EXERCISE INSTRUCTIONS
How many lines in this data contain the string "سرقت"? Reply with the number only.
------
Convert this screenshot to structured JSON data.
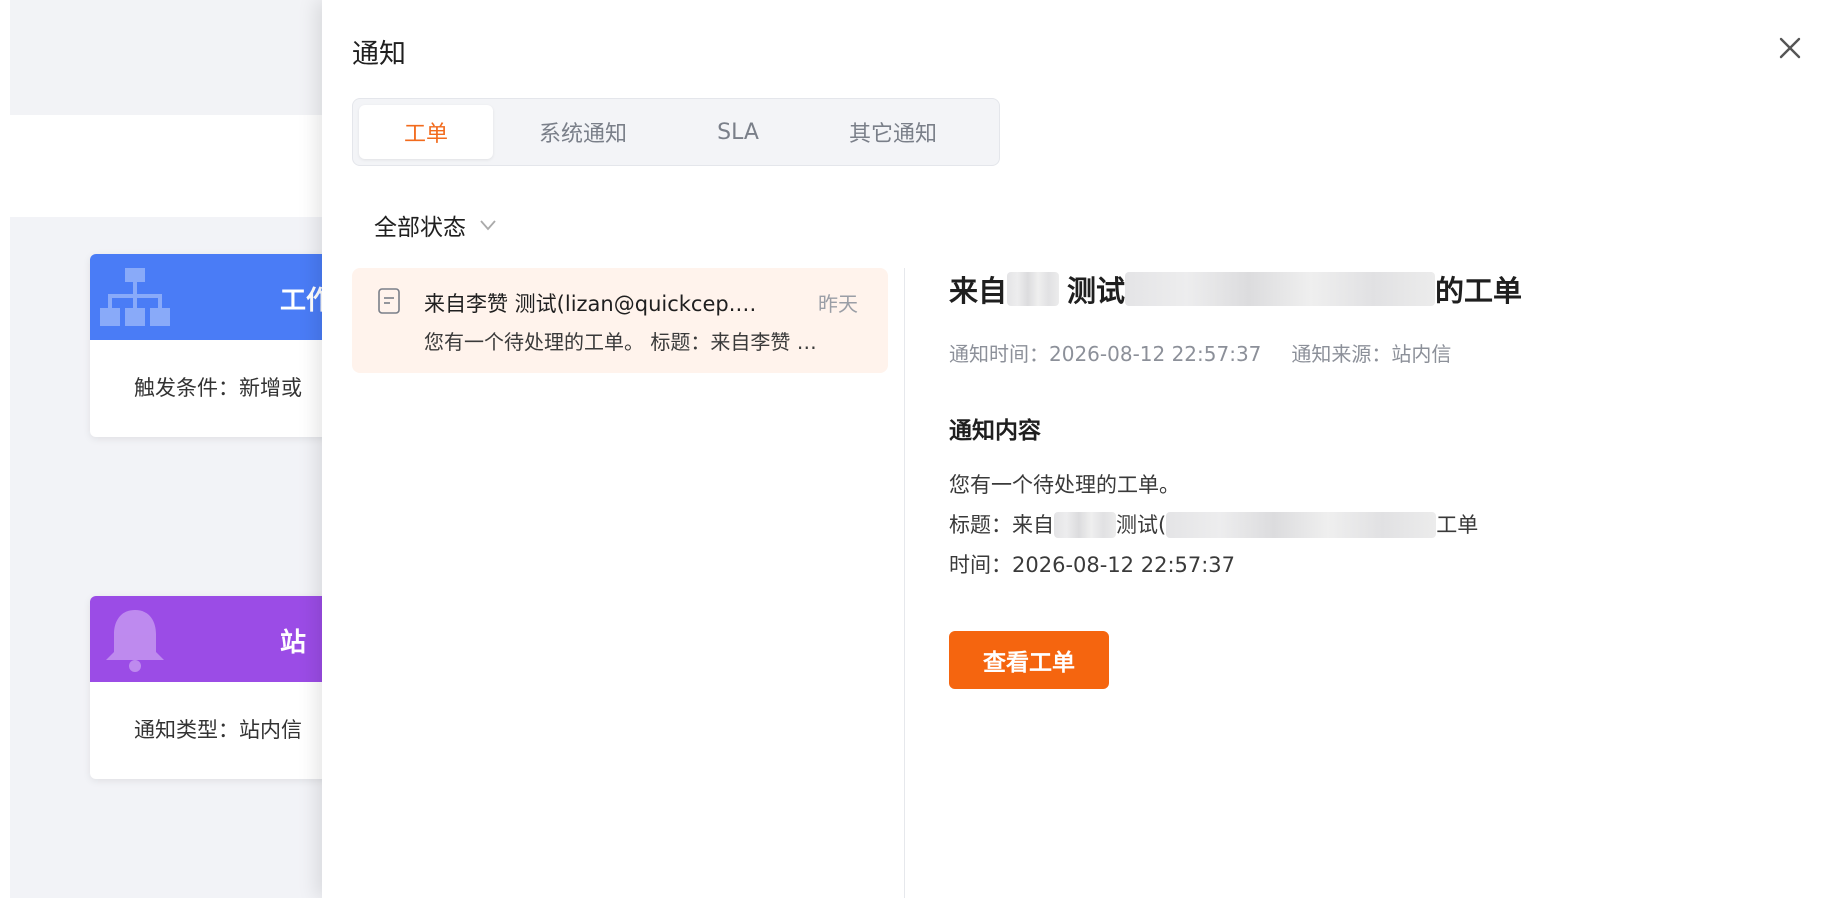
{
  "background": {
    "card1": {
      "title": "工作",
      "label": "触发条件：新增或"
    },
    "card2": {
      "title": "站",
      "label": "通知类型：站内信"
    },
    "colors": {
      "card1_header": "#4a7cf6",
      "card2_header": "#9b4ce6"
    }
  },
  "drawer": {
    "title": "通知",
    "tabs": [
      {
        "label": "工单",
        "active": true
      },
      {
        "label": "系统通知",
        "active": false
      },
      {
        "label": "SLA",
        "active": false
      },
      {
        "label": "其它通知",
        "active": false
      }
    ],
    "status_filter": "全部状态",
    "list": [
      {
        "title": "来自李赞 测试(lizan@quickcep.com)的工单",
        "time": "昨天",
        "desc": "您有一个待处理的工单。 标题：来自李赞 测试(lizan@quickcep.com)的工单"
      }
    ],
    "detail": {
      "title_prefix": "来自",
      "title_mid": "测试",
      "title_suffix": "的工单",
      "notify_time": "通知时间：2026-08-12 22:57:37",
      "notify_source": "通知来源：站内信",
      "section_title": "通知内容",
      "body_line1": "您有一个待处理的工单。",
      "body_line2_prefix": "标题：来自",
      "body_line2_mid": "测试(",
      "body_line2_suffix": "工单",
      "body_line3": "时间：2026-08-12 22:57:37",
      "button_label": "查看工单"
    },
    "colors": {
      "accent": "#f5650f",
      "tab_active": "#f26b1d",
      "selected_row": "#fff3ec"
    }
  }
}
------
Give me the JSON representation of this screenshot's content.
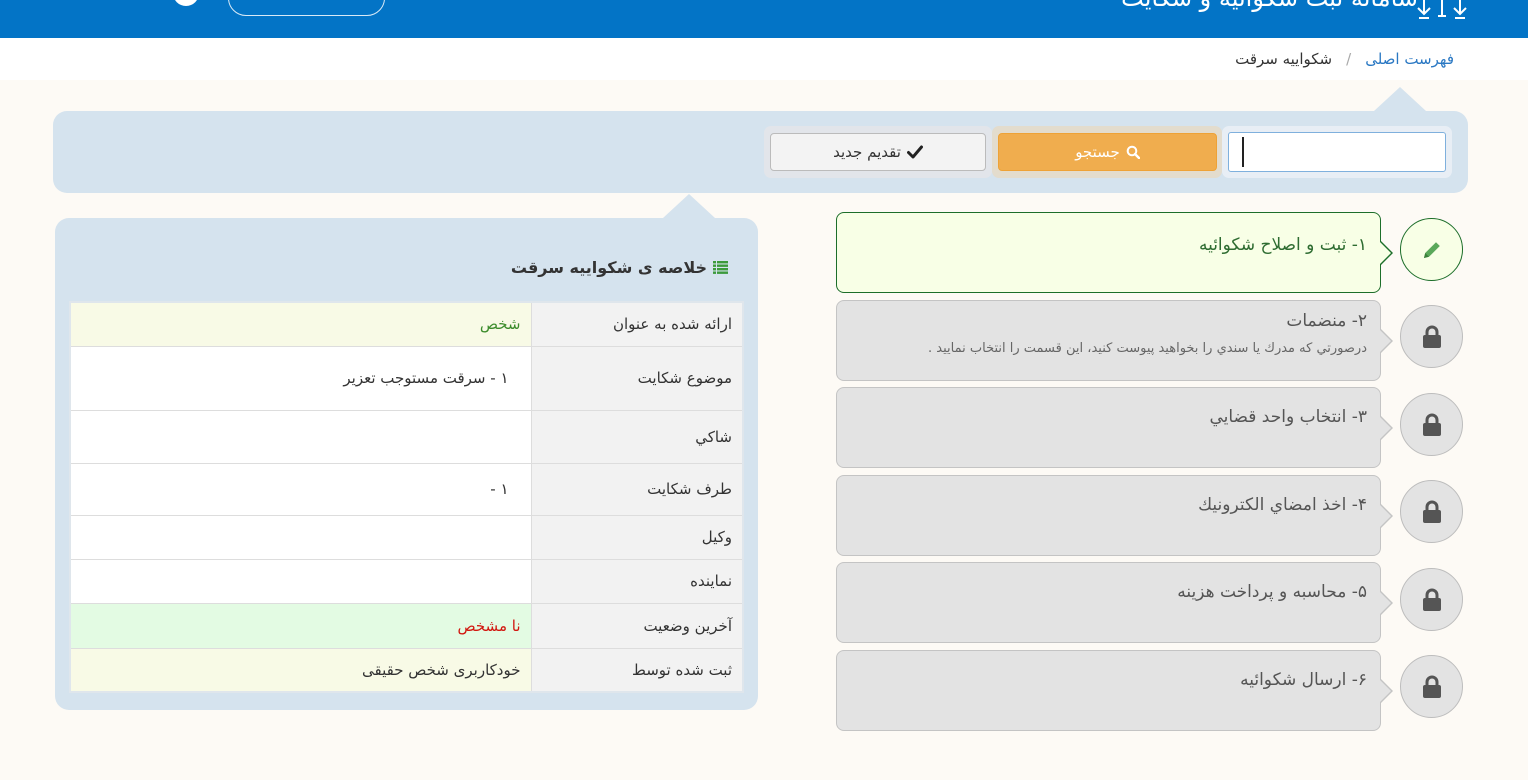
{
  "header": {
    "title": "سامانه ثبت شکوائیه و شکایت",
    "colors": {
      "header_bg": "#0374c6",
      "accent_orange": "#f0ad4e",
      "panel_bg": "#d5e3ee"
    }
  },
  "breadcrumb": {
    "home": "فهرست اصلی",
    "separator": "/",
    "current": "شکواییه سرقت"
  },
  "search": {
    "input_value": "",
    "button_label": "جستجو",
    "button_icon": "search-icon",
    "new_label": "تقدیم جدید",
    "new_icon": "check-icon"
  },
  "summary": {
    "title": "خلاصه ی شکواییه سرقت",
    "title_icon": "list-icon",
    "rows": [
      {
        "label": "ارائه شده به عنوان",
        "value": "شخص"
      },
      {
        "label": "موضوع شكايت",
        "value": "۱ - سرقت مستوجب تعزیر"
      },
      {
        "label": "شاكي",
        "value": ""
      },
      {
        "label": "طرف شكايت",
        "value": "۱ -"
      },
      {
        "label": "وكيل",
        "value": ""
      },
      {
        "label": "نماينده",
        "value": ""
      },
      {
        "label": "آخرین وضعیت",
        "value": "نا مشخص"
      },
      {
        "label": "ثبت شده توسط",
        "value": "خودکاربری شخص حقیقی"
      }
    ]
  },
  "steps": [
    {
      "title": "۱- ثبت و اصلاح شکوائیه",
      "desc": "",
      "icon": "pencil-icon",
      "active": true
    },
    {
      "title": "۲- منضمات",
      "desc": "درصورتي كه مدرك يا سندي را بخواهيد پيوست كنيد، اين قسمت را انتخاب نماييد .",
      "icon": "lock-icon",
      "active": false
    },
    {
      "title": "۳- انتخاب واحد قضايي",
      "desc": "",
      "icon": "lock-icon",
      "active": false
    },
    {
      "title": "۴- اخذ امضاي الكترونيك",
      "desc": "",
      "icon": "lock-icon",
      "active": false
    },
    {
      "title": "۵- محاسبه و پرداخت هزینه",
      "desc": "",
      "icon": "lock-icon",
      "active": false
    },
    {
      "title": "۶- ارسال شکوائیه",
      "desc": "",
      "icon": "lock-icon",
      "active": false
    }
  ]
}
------
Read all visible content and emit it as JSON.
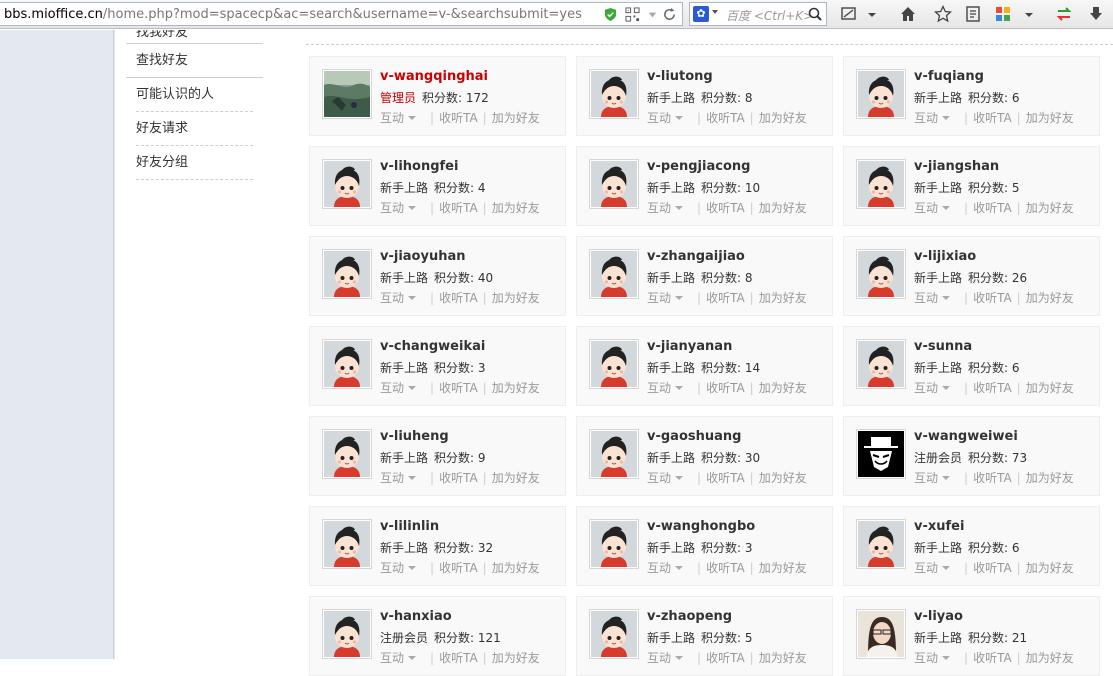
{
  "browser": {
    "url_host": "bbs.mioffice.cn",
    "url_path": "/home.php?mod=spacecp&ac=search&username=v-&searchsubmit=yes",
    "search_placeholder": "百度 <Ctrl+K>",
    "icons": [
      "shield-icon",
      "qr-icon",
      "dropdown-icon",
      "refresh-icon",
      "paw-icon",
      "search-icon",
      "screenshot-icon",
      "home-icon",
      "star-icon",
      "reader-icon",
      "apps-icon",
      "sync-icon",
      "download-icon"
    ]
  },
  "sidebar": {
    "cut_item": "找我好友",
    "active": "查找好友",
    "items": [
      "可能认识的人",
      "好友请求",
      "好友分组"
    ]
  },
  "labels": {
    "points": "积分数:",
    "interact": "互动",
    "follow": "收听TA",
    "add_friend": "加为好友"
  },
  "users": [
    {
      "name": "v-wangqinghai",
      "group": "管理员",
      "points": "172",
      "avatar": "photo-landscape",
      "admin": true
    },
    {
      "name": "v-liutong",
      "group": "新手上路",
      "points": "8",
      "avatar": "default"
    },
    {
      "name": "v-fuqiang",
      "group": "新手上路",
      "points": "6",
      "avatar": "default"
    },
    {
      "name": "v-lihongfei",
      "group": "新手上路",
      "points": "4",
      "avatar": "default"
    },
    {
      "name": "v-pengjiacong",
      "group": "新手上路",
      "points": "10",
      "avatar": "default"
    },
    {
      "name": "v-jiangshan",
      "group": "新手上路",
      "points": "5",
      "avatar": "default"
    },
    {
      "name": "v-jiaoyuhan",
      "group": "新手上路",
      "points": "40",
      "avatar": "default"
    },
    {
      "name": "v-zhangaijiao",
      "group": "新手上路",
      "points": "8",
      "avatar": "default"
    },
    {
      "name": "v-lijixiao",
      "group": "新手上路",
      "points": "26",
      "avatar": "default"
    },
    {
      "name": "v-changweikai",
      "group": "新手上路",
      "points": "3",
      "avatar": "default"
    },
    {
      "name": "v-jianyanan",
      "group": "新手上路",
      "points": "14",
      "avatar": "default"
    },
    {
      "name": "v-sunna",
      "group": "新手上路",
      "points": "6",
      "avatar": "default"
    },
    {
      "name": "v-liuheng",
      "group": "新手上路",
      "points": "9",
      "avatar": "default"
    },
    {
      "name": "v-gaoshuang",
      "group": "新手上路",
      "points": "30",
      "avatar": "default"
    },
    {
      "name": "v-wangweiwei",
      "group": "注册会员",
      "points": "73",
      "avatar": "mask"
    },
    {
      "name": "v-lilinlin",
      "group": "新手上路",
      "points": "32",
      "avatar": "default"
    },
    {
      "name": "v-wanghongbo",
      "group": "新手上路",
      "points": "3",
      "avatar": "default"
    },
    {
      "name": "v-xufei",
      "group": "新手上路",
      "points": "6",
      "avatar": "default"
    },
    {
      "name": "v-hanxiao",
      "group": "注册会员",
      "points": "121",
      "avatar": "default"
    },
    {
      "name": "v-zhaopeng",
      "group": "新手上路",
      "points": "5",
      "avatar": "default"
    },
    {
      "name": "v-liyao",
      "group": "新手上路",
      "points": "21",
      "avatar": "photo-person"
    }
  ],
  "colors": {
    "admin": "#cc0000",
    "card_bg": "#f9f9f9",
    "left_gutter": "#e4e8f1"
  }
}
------
REPLY
3